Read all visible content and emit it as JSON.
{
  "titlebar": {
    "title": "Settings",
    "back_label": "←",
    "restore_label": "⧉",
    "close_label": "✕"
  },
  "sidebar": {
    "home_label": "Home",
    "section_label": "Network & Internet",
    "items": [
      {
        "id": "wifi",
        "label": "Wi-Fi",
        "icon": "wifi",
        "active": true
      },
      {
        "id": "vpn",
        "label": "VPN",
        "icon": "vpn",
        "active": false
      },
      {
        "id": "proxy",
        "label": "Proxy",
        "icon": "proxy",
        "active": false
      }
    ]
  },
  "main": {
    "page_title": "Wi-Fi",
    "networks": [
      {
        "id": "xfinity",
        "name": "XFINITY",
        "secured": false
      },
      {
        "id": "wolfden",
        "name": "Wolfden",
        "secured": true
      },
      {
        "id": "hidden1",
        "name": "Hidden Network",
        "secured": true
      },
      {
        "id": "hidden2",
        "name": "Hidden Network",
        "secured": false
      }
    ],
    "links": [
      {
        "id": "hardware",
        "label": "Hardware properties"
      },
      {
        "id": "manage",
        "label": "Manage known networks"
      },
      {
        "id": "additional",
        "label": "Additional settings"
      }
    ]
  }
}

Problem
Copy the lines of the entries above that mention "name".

Reply
        "name": "XFINITY",
        "name": "Wolfden",
        "name": "Hidden Network",
        "name": "Hidden Network",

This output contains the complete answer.